Country Kettle Fudge from Just Beneath the Surface on Vimeo.

OurStoryPicIt’s hard to believe that one person could change your life …..

But that’s exactly what Jim Jamison did.

Jim Jamison was John Maschal’s high school science teacher who owned the famous Johnson’s Popcorn stand on the Ocean City boardwalk. In 1955 he decided to open a fudge shop and hired John to help create the creamy and delicious fudge.

As it turned out the recipe is very simple: fresh cream, milk, pure cane sugar, glucose and a touch of salt. Then things get complicated and Jim Jamison’s science made all the difference. Kind of like in the hit series, “Breaking Bad,” but this was breaking oh so good!

In order for the fudge to come out perfect, it must be cooked to the exact temperature. It sounds easy, but in the 50’s using a mercury thermometer with only two-degree gradations and immersed in steam and boiling fudge, this required skill and art. John learned to count the rhythm as the mercury slowly approached the precise softball* temperature.
Jim Jamison taught John to carefully cool the fudge – this is where the science comes in. It must be done in small batches in handmade copper kettles. The fudge mixture (it’s not fudge yet) is then able to cool slowly and evenly until it becomes a super-saturated solution*. Again, at a precise temperature, the mixture is whipped with a large wooden paddle. This step requires skill, timing and technique. It is the slow cooling and rapid beating in the copper kettle that causes the mixture to change very rapidly from a super saturated mixture to the smooth creamy fudge Country Kettle is famous for.
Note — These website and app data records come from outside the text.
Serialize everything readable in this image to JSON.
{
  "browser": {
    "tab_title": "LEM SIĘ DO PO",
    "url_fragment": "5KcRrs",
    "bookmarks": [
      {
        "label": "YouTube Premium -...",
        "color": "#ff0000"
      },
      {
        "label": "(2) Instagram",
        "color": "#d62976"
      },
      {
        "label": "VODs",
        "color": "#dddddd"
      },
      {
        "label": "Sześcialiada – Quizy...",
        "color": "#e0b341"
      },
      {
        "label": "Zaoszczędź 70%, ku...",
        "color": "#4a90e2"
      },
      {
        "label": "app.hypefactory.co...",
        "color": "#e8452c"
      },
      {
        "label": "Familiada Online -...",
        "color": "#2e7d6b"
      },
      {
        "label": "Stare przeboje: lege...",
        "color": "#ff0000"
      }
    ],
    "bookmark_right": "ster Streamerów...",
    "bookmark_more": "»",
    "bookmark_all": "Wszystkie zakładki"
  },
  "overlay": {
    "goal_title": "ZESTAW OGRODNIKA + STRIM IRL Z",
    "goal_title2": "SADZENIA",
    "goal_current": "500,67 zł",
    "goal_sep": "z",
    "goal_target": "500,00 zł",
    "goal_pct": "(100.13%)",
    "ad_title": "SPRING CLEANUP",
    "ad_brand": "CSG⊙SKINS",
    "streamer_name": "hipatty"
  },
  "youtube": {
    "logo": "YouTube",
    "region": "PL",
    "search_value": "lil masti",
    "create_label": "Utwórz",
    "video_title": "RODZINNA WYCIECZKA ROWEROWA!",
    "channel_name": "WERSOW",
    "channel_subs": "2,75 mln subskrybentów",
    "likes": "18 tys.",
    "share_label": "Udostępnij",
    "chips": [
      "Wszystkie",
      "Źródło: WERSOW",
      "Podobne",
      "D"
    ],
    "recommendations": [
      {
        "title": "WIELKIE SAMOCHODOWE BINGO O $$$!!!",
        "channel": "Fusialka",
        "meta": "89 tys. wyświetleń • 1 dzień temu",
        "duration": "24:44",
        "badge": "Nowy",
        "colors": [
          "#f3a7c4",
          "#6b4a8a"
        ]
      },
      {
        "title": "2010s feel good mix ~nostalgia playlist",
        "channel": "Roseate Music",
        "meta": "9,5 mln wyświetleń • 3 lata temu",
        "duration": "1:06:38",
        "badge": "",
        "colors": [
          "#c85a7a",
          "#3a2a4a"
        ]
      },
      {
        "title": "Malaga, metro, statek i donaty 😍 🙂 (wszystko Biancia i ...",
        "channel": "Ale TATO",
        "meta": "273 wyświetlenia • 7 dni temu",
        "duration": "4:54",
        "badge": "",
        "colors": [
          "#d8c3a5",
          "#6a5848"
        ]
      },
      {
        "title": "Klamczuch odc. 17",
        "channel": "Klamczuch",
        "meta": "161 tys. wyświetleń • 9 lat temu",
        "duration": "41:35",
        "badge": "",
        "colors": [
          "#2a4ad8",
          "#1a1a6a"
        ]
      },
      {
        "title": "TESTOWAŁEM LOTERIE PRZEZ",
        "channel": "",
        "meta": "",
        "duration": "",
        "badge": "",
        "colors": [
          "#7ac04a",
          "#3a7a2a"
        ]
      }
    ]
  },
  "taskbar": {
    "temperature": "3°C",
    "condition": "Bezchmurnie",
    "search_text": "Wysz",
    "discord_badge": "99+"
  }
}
From father to son, this finely crafted technique has been perfected and passed on. Now John’s son, JB, continues to make fresh creamy Country Kettle Fudge at the Jersey Shore, one small batch at a time.  And what started on the boardwalk in 1955 has become a family legacy and the finest fudge in the land!

Thank you Mr. Jamison!

*Softball: Around 235° at sea level.

*Super-saturated: When a saturated solution begins to cool it becomes super-saturated, and the smallest disturbance will induce crystallization. This is why the copper kettles do such a good job of cooling the fudge mixture.